**Problem statement:**
Report every line of the data where the string "count" appears.

Stored records:

#####

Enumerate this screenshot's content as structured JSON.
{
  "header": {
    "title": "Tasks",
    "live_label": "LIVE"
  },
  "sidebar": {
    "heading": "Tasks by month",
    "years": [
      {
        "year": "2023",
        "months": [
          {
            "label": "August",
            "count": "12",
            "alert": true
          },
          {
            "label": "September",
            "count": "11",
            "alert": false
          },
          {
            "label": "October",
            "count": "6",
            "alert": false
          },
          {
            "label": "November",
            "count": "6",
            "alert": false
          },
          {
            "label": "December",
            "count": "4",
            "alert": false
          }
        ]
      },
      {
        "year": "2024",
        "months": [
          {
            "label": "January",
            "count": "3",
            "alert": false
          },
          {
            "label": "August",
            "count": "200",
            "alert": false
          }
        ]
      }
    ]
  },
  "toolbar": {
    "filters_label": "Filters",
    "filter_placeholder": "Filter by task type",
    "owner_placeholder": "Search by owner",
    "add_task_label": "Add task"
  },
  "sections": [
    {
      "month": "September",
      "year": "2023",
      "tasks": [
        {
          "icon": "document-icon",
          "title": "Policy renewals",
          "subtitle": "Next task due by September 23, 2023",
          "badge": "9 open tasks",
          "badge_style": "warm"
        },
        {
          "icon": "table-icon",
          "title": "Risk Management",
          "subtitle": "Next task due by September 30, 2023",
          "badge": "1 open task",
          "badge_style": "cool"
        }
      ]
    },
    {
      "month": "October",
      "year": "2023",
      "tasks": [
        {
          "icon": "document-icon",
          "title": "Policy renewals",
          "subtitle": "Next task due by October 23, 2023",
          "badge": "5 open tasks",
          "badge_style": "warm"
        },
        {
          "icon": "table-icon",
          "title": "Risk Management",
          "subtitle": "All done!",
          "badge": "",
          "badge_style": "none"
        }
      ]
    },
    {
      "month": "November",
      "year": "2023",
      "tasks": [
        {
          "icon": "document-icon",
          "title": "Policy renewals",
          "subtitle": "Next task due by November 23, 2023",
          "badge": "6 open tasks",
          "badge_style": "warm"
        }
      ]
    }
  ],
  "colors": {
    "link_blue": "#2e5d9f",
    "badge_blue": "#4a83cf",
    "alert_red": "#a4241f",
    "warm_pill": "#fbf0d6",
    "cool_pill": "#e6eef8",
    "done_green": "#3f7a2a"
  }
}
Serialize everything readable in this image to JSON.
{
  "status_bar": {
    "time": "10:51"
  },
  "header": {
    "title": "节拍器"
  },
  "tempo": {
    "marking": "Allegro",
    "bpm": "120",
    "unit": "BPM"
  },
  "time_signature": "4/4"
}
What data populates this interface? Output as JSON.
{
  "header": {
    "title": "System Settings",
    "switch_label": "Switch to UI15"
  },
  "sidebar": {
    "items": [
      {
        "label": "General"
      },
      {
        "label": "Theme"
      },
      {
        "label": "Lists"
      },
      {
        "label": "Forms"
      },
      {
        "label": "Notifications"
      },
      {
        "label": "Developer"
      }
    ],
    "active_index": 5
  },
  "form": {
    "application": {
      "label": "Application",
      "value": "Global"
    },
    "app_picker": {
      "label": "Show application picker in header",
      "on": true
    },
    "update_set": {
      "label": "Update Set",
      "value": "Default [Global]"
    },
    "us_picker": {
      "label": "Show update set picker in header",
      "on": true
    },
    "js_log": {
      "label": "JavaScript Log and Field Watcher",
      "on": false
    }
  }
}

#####

**Response for this exercise:**
            "count": "12",
            "count": "11",
            "count": "6",
            "count": "6",
            "count": "4",
            "count": "3",
            "count": "200",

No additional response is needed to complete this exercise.